#### [YOUR OBJECTIVE]
What follows is a set of records. Repeat them word for word.

START PROVIDED INFORMATION

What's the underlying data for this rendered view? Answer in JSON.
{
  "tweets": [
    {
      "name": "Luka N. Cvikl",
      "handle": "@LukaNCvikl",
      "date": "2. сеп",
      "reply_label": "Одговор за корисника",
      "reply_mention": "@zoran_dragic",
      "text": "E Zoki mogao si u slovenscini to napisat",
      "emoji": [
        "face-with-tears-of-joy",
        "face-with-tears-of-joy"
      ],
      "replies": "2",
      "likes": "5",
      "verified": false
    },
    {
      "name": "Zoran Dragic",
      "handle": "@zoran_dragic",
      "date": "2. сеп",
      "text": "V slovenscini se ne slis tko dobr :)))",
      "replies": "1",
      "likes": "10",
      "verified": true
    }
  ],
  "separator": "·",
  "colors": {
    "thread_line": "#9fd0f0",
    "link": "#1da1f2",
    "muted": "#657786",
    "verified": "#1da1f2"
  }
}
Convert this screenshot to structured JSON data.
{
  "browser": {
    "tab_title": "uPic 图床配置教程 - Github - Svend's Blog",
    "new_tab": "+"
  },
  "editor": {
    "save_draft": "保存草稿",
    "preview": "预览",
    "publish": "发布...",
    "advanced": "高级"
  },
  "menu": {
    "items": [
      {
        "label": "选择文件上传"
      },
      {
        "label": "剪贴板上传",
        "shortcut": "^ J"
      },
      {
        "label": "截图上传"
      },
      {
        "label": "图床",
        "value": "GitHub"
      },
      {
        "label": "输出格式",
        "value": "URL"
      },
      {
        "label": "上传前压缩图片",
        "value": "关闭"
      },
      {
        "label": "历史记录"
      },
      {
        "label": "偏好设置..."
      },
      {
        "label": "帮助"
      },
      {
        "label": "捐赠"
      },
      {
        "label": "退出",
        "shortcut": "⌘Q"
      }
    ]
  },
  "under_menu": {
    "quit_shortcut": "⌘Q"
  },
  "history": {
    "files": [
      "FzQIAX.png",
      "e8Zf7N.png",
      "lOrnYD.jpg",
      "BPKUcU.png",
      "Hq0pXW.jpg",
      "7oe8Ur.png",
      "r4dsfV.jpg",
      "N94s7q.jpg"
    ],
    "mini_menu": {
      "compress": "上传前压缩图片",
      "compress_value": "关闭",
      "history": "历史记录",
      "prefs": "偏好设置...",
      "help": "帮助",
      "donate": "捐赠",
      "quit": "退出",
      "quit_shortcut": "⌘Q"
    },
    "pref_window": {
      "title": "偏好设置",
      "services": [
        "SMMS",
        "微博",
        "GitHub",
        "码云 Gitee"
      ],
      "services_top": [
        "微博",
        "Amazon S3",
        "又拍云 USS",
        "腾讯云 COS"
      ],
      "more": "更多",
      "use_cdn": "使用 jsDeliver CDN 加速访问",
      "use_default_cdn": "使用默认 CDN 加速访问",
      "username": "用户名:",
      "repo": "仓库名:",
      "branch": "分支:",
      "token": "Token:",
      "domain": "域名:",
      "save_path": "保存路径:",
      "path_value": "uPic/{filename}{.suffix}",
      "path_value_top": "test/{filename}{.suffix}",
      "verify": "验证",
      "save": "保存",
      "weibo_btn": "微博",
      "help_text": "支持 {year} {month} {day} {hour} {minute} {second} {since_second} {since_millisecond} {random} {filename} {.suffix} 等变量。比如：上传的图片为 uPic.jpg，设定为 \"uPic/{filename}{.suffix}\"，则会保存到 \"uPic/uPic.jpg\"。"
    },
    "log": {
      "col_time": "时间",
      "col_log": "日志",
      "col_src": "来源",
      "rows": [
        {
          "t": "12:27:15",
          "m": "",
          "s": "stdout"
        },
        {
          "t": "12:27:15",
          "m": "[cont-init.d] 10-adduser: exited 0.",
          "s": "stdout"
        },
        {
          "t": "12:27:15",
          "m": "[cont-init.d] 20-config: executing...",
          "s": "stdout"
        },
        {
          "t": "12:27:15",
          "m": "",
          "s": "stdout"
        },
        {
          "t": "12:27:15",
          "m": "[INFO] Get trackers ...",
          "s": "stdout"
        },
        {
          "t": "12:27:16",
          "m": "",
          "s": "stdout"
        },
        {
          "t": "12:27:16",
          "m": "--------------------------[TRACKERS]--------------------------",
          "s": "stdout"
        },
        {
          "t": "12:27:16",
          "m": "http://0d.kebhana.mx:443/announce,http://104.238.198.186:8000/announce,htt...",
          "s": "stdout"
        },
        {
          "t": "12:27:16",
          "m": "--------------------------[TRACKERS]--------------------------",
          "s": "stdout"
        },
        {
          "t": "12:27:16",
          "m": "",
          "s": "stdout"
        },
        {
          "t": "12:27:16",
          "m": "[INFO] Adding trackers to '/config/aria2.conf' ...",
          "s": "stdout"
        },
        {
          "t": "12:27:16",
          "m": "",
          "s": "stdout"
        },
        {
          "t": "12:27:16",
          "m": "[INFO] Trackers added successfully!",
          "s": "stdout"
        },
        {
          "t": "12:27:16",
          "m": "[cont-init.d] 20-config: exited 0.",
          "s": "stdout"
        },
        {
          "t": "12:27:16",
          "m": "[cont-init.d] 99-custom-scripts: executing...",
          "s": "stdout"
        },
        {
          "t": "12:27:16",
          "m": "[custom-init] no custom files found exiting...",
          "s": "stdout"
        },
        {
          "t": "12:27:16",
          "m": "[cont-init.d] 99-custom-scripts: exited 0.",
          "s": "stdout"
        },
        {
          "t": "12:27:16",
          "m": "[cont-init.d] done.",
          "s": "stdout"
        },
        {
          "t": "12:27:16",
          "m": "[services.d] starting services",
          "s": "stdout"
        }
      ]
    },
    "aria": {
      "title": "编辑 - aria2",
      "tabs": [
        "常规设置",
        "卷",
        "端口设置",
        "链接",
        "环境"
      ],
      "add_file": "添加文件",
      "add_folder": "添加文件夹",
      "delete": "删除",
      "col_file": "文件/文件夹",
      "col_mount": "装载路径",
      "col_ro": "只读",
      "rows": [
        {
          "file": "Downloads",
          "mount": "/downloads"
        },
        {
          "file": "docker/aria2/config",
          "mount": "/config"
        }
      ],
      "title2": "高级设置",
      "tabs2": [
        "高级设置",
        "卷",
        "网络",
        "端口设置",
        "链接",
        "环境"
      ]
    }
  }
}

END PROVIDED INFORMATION

#### [EXPECTED ANSWER]
What's the underlying data for this rendered view? Answer in JSON.
{
  "tweets": [
    {
      "name": "Luka N. Cvikl",
      "handle": "@LukaNCvikl",
      "date": "2. сеп",
      "reply_label": "Одговор за корисника",
      "reply_mention": "@zoran_dragic",
      "text": "E Zoki mogao si u slovenscini to napisat",
      "emoji": [
        "face-with-tears-of-joy",
        "face-with-tears-of-joy"
      ],
      "replies": "2",
      "likes": "5",
      "verified": false
    },
    {
      "name": "Zoran Dragic",
      "handle": "@zoran_dragic",
      "date": "2. сеп",
      "text": "V slovenscini se ne slis tko dobr :)))",
      "replies": "1",
      "likes": "10",
      "verified": true
    }
  ],
  "separator": "·",
  "colors": {
    "thread_line": "#9fd0f0",
    "link": "#1da1f2",
    "muted": "#657786",
    "verified": "#1da1f2"
  }
}
Convert this screenshot to structured JSON data.
{
  "browser": {
    "tab_title": "uPic 图床配置教程 - Github - Svend's Blog",
    "new_tab": "+"
  },
  "editor": {
    "save_draft": "保存草稿",
    "preview": "预览",
    "publish": "发布...",
    "advanced": "高级"
  },
  "menu": {
    "items": [
      {
        "label": "选择文件上传"
      },
      {
        "label": "剪贴板上传",
        "shortcut": "^ J"
      },
      {
        "label": "截图上传"
      },
      {
        "label": "图床",
        "value": "GitHub"
      },
      {
        "label": "输出格式",
        "value": "URL"
      },
      {
        "label": "上传前压缩图片",
        "value": "关闭"
      },
      {
        "label": "历史记录"
      },
      {
        "label": "偏好设置..."
      },
      {
        "label": "帮助"
      },
      {
        "label": "捐赠"
      },
      {
        "label": "退出",
        "shortcut": "⌘Q"
      }
    ]
  },
  "under_menu": {
    "quit_shortcut": "⌘Q"
  },
  "history": {
    "files": [
      "FzQIAX.png",
      "e8Zf7N.png",
      "lOrnYD.jpg",
      "BPKUcU.png",
      "Hq0pXW.jpg",
      "7oe8Ur.png",
      "r4dsfV.jpg",
      "N94s7q.jpg"
    ],
    "mini_menu": {
      "compress": "上传前压缩图片",
      "compress_value": "关闭",
      "history": "历史记录",
      "prefs": "偏好设置...",
      "help": "帮助",
      "donate": "捐赠",
      "quit": "退出",
      "quit_shortcut": "⌘Q"
    },
    "pref_window": {
      "title": "偏好设置",
      "services": [
        "SMMS",
        "微博",
        "GitHub",
        "码云 Gitee"
      ],
      "services_top": [
        "微博",
        "Amazon S3",
        "又拍云 USS",
        "腾讯云 COS"
      ],
      "more": "更多",
      "use_cdn": "使用 jsDeliver CDN 加速访问",
      "use_default_cdn": "使用默认 CDN 加速访问",
      "username": "用户名:",
      "repo": "仓库名:",
      "branch": "分支:",
      "token": "Token:",
      "domain": "域名:",
      "save_path": "保存路径:",
      "path_value": "uPic/{filename}{.suffix}",
      "path_value_top": "test/{filename}{.suffix}",
      "verify": "验证",
      "save": "保存",
      "weibo_btn": "微博",
      "help_text": "支持 {year} {month} {day} {hour} {minute} {second} {since_second} {since_millisecond} {random} {filename} {.suffix} 等变量。比如：上传的图片为 uPic.jpg，设定为 \"uPic/{filename}{.suffix}\"，则会保存到 \"uPic/uPic.jpg\"。"
    },
    "log": {
      "col_time": "时间",
      "col_log": "日志",
      "col_src": "来源",
      "rows": [
        {
          "t": "12:27:15",
          "m": "",
          "s": "stdout"
        },
        {
          "t": "12:27:15",
          "m": "[cont-init.d] 10-adduser: exited 0.",
          "s": "stdout"
        },
        {
          "t": "12:27:15",
          "m": "[cont-init.d] 20-config: executing...",
          "s": "stdout"
        },
        {
          "t": "12:27:15",
          "m": "",
          "s": "stdout"
        },
        {
          "t": "12:27:15",
          "m": "[INFO] Get trackers ...",
          "s": "stdout"
        },
        {
          "t": "12:27:16",
          "m": "",
          "s": "stdout"
        },
        {
          "t": "12:27:16",
          "m": "--------------------------[TRACKERS]--------------------------",
          "s": "stdout"
        },
        {
          "t": "12:27:16",
          "m": "http://0d.kebhana.mx:443/announce,http://104.238.198.186:8000/announce,htt...",
          "s": "stdout"
        },
        {
          "t": "12:27:16",
          "m": "--------------------------[TRACKERS]--------------------------",
          "s": "stdout"
        },
        {
          "t": "12:27:16",
          "m": "",
          "s": "stdout"
        },
        {
          "t": "12:27:16",
          "m": "[INFO] Adding trackers to '/config/aria2.conf' ...",
          "s": "stdout"
        },
        {
          "t": "12:27:16",
          "m": "",
          "s": "stdout"
        },
        {
          "t": "12:27:16",
          "m": "[INFO] Trackers added successfully!",
          "s": "stdout"
        },
        {
          "t": "12:27:16",
          "m": "[cont-init.d] 20-config: exited 0.",
          "s": "stdout"
        },
        {
          "t": "12:27:16",
          "m": "[cont-init.d] 99-custom-scripts: executing...",
          "s": "stdout"
        },
        {
          "t": "12:27:16",
          "m": "[custom-init] no custom files found exiting...",
          "s": "stdout"
        },
        {
          "t": "12:27:16",
          "m": "[cont-init.d] 99-custom-scripts: exited 0.",
          "s": "stdout"
        },
        {
          "t": "12:27:16",
          "m": "[cont-init.d] done.",
          "s": "stdout"
        },
        {
          "t": "12:27:16",
          "m": "[services.d] starting services",
          "s": "stdout"
        }
      ]
    },
    "aria": {
      "title": "编辑 - aria2",
      "tabs": [
        "常规设置",
        "卷",
        "端口设置",
        "链接",
        "环境"
      ],
      "add_file": "添加文件",
      "add_folder": "添加文件夹",
      "delete": "删除",
      "col_file": "文件/文件夹",
      "col_mount": "装载路径",
      "col_ro": "只读",
      "rows": [
        {
          "file": "Downloads",
          "mount": "/downloads"
        },
        {
          "file": "docker/aria2/config",
          "mount": "/config"
        }
      ],
      "title2": "高级设置",
      "tabs2": [
        "高级设置",
        "卷",
        "网络",
        "端口设置",
        "链接",
        "环境"
      ]
    }
  }
}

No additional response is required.